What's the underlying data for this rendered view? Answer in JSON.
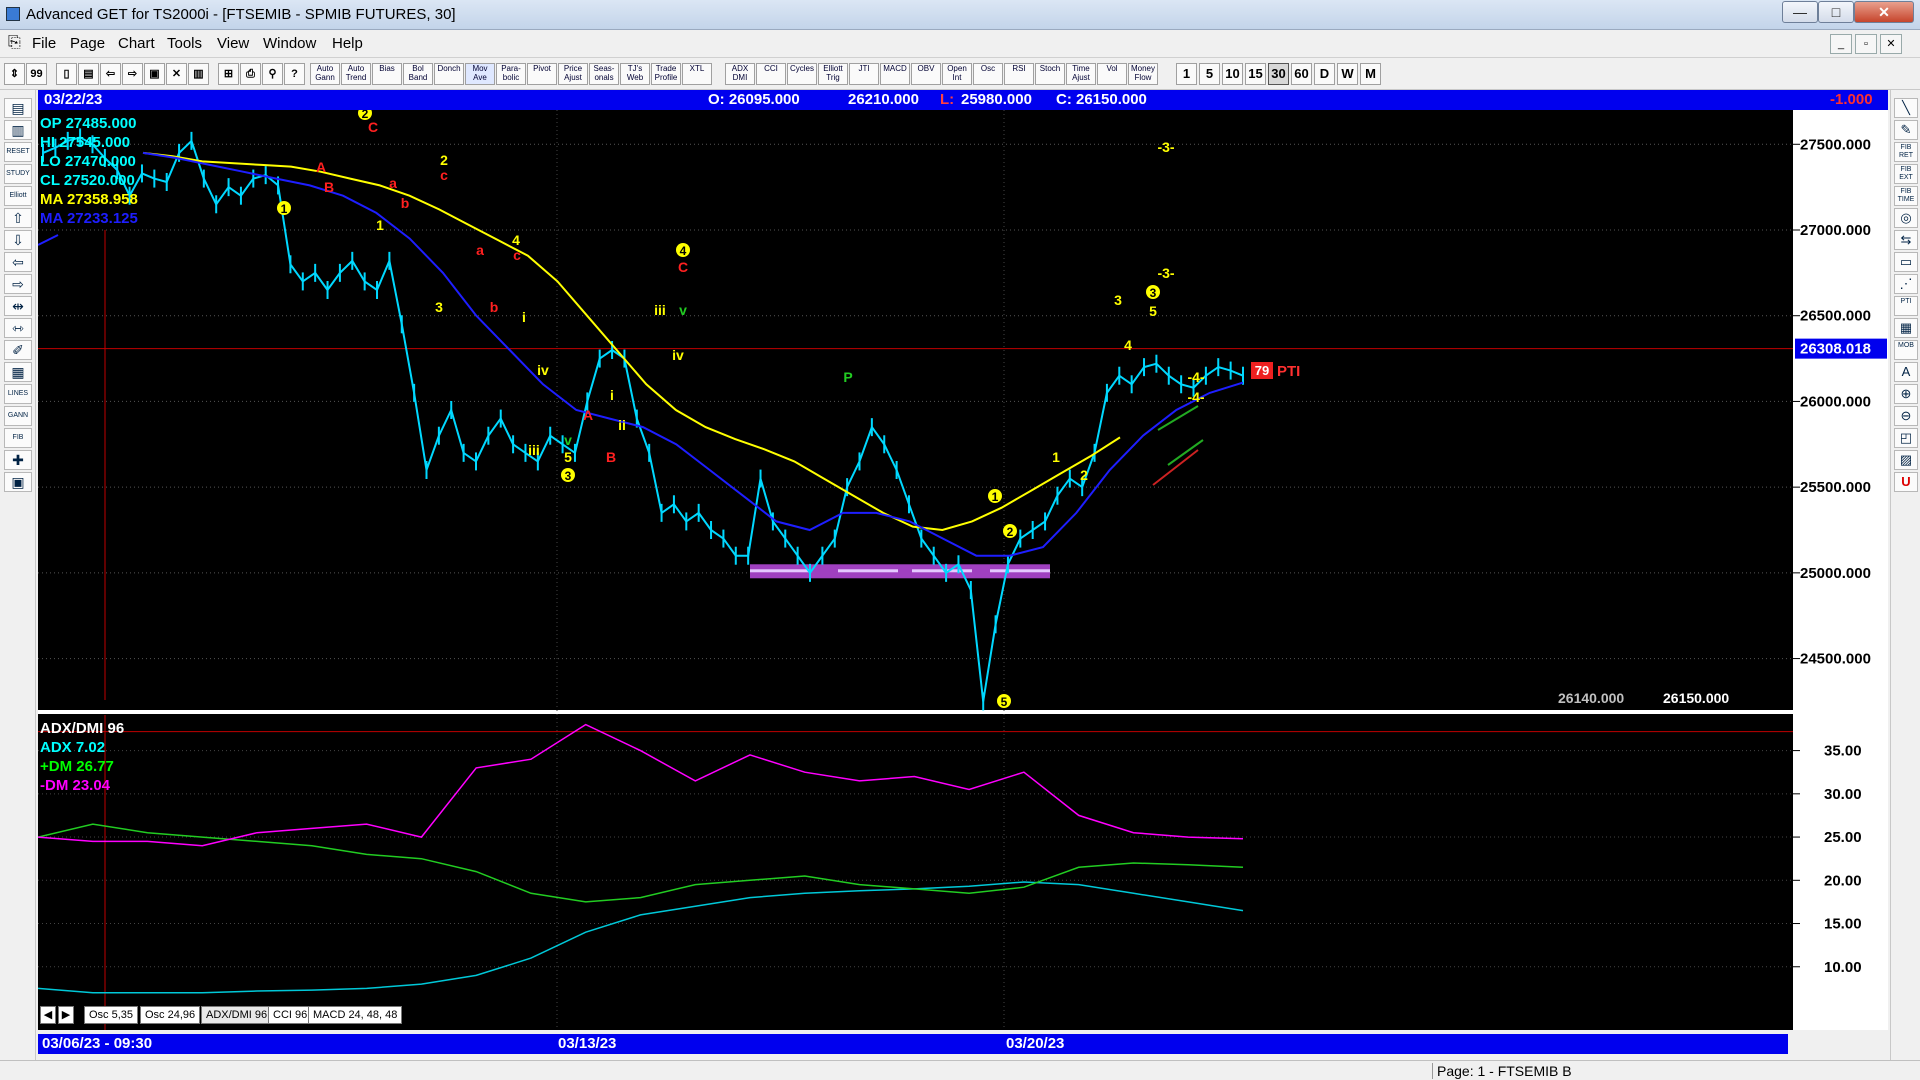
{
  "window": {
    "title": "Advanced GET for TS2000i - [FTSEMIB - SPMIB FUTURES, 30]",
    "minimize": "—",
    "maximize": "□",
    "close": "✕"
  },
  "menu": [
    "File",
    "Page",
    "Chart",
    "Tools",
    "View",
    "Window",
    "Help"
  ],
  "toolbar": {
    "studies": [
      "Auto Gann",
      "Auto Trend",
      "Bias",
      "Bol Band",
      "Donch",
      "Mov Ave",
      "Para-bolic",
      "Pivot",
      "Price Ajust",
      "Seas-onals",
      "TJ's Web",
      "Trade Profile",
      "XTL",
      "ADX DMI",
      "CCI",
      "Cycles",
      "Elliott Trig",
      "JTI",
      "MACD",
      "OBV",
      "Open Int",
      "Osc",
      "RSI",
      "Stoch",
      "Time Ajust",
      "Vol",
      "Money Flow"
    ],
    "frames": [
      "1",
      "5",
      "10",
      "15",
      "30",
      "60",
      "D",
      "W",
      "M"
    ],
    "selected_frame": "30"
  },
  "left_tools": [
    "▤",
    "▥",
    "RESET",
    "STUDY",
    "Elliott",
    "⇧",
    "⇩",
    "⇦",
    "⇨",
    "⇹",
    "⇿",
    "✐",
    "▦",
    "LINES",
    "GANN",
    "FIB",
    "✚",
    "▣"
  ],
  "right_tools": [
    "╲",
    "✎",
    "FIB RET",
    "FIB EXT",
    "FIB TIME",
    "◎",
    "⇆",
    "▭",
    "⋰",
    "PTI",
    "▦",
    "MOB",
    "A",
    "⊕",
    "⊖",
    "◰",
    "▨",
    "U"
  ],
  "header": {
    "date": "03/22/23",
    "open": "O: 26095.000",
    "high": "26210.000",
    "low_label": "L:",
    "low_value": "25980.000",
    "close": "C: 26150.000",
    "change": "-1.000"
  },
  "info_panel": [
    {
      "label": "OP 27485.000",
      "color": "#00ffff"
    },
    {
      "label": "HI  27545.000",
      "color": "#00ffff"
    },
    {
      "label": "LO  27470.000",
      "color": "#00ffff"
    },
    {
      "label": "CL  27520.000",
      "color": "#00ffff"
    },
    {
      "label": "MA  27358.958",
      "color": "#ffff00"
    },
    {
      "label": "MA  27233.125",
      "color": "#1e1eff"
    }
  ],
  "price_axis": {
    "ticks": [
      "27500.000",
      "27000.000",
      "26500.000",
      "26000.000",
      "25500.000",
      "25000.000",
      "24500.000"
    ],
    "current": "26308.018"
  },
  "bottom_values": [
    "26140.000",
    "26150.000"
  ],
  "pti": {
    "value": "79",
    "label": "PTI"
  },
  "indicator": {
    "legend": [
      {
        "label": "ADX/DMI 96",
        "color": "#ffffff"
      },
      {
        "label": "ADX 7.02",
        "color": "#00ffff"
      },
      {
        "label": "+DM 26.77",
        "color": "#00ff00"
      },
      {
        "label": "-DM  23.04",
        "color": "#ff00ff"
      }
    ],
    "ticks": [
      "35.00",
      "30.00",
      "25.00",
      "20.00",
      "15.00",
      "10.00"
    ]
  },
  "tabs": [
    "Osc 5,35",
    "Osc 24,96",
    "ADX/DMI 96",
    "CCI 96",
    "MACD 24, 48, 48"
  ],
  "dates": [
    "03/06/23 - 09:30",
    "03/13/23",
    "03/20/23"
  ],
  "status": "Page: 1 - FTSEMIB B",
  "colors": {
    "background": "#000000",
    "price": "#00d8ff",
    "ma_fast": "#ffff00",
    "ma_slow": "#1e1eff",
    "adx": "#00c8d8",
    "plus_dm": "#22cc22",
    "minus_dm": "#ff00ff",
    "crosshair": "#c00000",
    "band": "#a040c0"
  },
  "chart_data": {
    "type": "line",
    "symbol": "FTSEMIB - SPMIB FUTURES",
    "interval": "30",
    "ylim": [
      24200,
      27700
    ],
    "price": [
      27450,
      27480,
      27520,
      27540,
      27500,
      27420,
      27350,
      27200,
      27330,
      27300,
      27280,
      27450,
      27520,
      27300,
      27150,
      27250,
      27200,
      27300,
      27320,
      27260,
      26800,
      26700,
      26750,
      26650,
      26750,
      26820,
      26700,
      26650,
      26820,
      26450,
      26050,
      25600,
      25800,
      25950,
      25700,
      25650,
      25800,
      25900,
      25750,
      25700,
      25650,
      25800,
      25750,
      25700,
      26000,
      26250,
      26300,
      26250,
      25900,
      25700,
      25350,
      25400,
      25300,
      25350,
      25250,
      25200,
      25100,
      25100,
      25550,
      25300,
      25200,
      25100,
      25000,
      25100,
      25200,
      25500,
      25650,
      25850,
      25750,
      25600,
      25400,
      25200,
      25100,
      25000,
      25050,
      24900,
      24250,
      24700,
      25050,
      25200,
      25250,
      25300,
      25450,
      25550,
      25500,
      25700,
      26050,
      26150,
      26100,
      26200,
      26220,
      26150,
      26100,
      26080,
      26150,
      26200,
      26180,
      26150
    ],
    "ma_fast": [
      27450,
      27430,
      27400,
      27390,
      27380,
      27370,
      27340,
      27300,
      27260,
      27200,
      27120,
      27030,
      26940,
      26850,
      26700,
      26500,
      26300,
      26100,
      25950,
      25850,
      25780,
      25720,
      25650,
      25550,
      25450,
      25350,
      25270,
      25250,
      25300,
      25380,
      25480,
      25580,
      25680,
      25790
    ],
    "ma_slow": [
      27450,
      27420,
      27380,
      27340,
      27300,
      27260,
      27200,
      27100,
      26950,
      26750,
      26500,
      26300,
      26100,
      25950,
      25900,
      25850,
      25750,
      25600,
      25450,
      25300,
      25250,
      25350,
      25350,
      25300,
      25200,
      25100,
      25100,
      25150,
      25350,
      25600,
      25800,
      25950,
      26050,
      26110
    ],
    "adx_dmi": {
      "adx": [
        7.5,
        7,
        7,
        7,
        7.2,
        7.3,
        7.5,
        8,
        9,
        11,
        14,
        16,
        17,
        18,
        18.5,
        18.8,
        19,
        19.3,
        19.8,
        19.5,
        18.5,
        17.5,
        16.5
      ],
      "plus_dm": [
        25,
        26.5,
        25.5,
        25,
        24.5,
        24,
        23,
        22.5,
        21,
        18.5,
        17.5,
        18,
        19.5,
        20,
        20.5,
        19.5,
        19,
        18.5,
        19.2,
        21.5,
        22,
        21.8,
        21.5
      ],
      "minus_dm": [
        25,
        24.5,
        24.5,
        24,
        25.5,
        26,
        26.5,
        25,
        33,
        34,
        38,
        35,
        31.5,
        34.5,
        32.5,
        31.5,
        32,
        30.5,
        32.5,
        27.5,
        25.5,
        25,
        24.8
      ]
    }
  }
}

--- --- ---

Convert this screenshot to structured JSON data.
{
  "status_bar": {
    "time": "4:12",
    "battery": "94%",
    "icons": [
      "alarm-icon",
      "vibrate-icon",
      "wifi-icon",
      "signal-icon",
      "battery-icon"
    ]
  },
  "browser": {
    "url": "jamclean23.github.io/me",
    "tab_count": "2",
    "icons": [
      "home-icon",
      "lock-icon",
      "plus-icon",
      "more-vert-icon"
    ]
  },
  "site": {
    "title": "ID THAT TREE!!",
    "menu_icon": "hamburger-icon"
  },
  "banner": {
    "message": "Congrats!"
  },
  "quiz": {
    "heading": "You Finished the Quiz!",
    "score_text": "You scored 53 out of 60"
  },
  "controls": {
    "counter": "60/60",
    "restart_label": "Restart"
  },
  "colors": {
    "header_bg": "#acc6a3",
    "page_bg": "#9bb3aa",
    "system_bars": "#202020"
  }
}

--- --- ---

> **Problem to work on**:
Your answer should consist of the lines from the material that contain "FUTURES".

> **Solution**:
    "title": "Advanced GET for TS2000i - [FTSEMIB - SPMIB FUTURES, 30]",
    "symbol": "FTSEMIB - SPMIB FUTURES",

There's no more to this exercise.